In May of 2006, a VC-backed startup called M2Z petitioned the FCC to hand over
some spectrum for free in exchange for a cut of future potential revenues. As you're probably quite aware, the FCC has been focused lately on auctioning off slices of spectrum to private companies for use in various wireless projects. The spectrum seems to only be getting more and more valuable as demands for potential wireless applications and services increase. Of course, as we've seen
in the past, these spectrum auctions don't always work out so well, with companies overbidding and being unable to actually do much with the spectrum. Part of the problem is that the FCC wants to put all sorts of rules on the spectrum usage, rather than letting it be used for whatever
makes the most sense, like some other countries.
However, the M2Z proposal seemed pretty questionable in its own way, promising nothing up front, and then making plenty of promises on the backend. The company claimed it would cover 95% of the country in broadband in 10 years, would have a "free" tier that was relatively slow and filtered, a more expensive upper tier, as well as offering priority for public safety uses. It may have been intriguing simply for the fact that it was different, but the FCC wasn't convinced. As has been expected for quite some time, the FCC has rejected the proposal
, though some believe that the debate over this topic may eventually lead to good things
from the FCC with the spectrum it's going to release in the near future. Of course, in the end all this really highlights is that the FCC still is focused on dribbling out

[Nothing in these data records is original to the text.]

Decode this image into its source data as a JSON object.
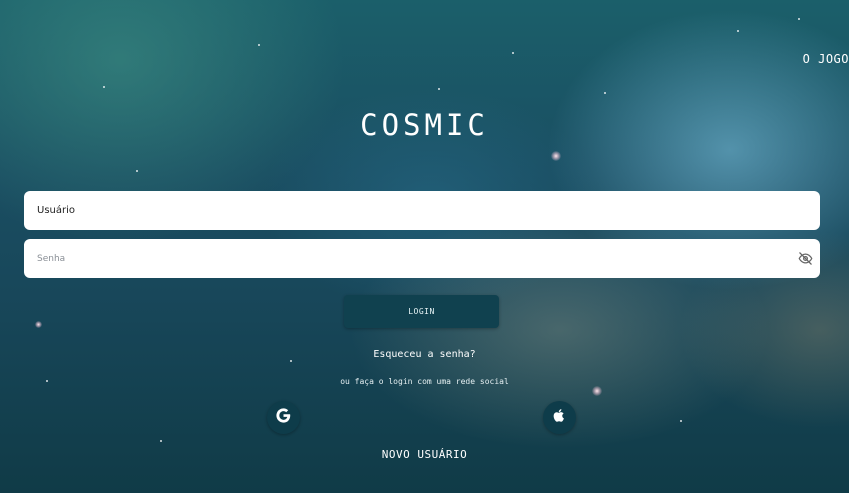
{
  "nav": {
    "game_link": "O JOGO"
  },
  "logo": {
    "text": "COSMIC"
  },
  "form": {
    "username_value": "Usuário",
    "password_placeholder": "Senha",
    "login_label": "LOGIN"
  },
  "links": {
    "forgot_password": "Esqueceu a senha?",
    "social_prompt": "ou faça o login com uma rede social",
    "new_user": "NOVO USUÁRIO"
  },
  "social": {
    "google_icon": "google-icon",
    "apple_icon": "apple-icon"
  },
  "colors": {
    "button_bg": "#10414f",
    "social_bg": "#0e3c4a",
    "field_bg": "#ffffff"
  }
}
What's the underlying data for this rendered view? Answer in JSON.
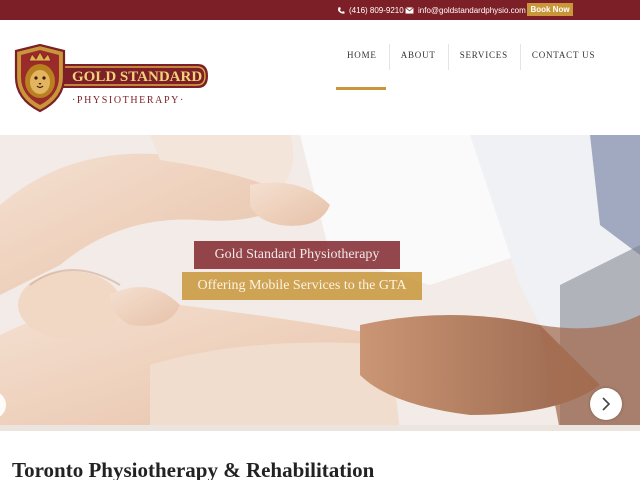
{
  "topbar": {
    "phone": "(416) 809-9210",
    "email": "info@goldstandardphysio.com",
    "book_label": "Book Now",
    "icons": [
      "phone-icon",
      "envelope-icon"
    ]
  },
  "logo": {
    "line1": "GOLD STANDARD",
    "line2": "·PHYSIOTHERAPY·"
  },
  "nav": {
    "items": [
      {
        "label": "HOME",
        "active": true
      },
      {
        "label": "ABOUT"
      },
      {
        "label": "SERVICES"
      },
      {
        "label": "CONTACT US"
      }
    ]
  },
  "slider": {
    "caption_line1": "Gold Standard Physiotherapy",
    "caption_line2": "Offering Mobile Services to the GTA",
    "next_icon": "chevron-right-icon"
  },
  "main": {
    "heading": "Toronto Physiotherapy & Rehabilitation"
  },
  "colors": {
    "brand_maroon": "#7d1f26",
    "accent_gold": "#c9973a"
  }
}
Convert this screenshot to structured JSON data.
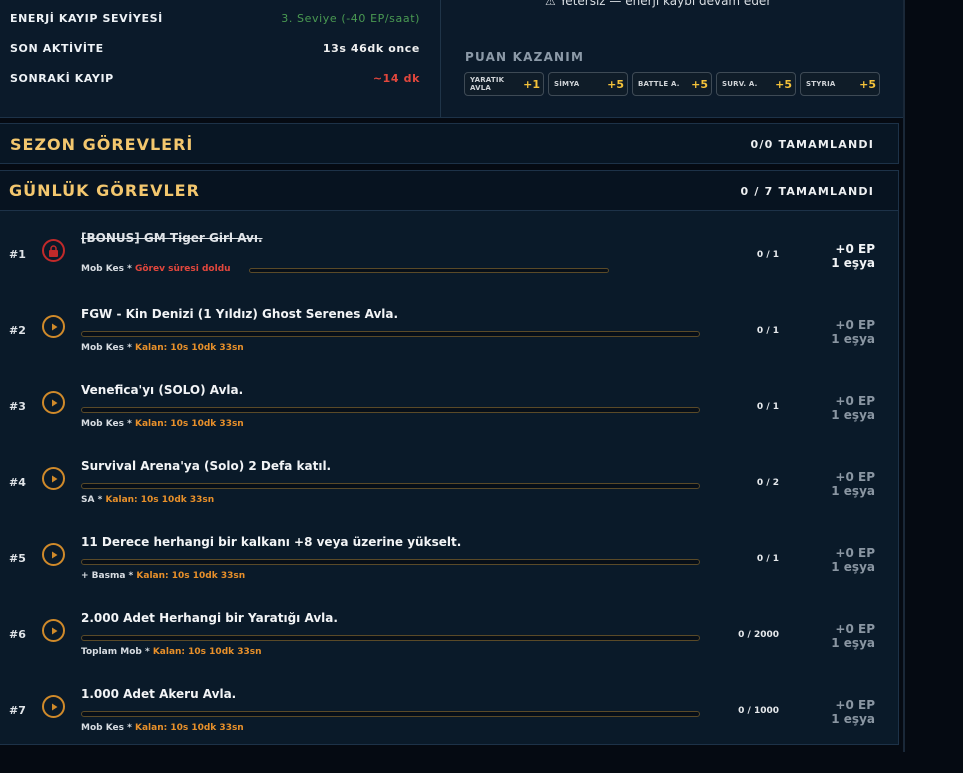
{
  "energy": {
    "rows": [
      {
        "label": "ENERJİ KAYIP SEVİYESİ",
        "value": "3. Seviye (-40 EP/saat)",
        "tone": "green"
      },
      {
        "label": "SON AKTİVİTE",
        "value": "13s 46dk once",
        "tone": "white"
      },
      {
        "label": "SONRAKİ KAYIP",
        "value": "~14 dk",
        "tone": "red"
      }
    ],
    "warning_text": "⚠ Yetersiz — enerji kaybı devam eder"
  },
  "puan": {
    "title": "PUAN KAZANIM",
    "buttons": [
      {
        "label": "YARATIK AVLA",
        "value": "+1"
      },
      {
        "label": "SİMYA",
        "value": "+5"
      },
      {
        "label": "BATTLE A.",
        "value": "+5"
      },
      {
        "label": "SURV. A.",
        "value": "+5"
      },
      {
        "label": "STYRIA",
        "value": "+5"
      }
    ]
  },
  "sezon": {
    "title": "SEZON GÖREVLERİ",
    "count": "0/0 TAMAMLANDI"
  },
  "gunluk": {
    "title": "GÜNLÜK GÖREVLER",
    "count": "0 / 7 TAMAMLANDI",
    "quests": [
      {
        "num": "#1",
        "title": "[BONUS] GM Tiger Girl Avı.",
        "category": "Mob Kes *",
        "status": "Görev süresi doldu",
        "progress": "0 / 1",
        "ep": "+0 EP",
        "items": "1 eşya",
        "locked": true
      },
      {
        "num": "#2",
        "title": "FGW - Kin Denizi (1 Yıldız) Ghost Serenes Avla.",
        "category": "Mob Kes *",
        "status": "Kalan: 10s 10dk 33sn",
        "progress": "0 / 1",
        "ep": "+0 EP",
        "items": "1 eşya",
        "locked": false
      },
      {
        "num": "#3",
        "title": "Venefica'yı (SOLO) Avla.",
        "category": "Mob Kes *",
        "status": "Kalan: 10s 10dk 33sn",
        "progress": "0 / 1",
        "ep": "+0 EP",
        "items": "1 eşya",
        "locked": false
      },
      {
        "num": "#4",
        "title": "Survival Arena'ya (Solo) 2 Defa katıl.",
        "category": "SA *",
        "status": "Kalan: 10s 10dk 33sn",
        "progress": "0 / 2",
        "ep": "+0 EP",
        "items": "1 eşya",
        "locked": false
      },
      {
        "num": "#5",
        "title": "11 Derece herhangi bir kalkanı +8 veya üzerine yükselt.",
        "category": "+ Basma *",
        "status": "Kalan: 10s 10dk 33sn",
        "progress": "0 / 1",
        "ep": "+0 EP",
        "items": "1 eşya",
        "locked": false
      },
      {
        "num": "#6",
        "title": "2.000 Adet Herhangi bir Yaratığı Avla.",
        "category": "Toplam Mob *",
        "status": "Kalan: 10s 10dk 33sn",
        "progress": "0 / 2000",
        "ep": "+0 EP",
        "items": "1 eşya",
        "locked": false
      },
      {
        "num": "#7",
        "title": "1.000 Adet Akeru Avla.",
        "category": "Mob Kes *",
        "status": "Kalan: 10s 10dk 33sn",
        "progress": "0 / 1000",
        "ep": "+0 EP",
        "items": "1 eşya",
        "locked": false
      }
    ]
  }
}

bits and pieces of spectrum using different rules and regulations each time -- rather than coming up with a truly comprehensive spectrum allocation plan. Of course, some of us have been pointing this out for years, and the FCC never seems to get any closer to a comprehensive spectrum allocation policy -- and the country continues to suffer for it.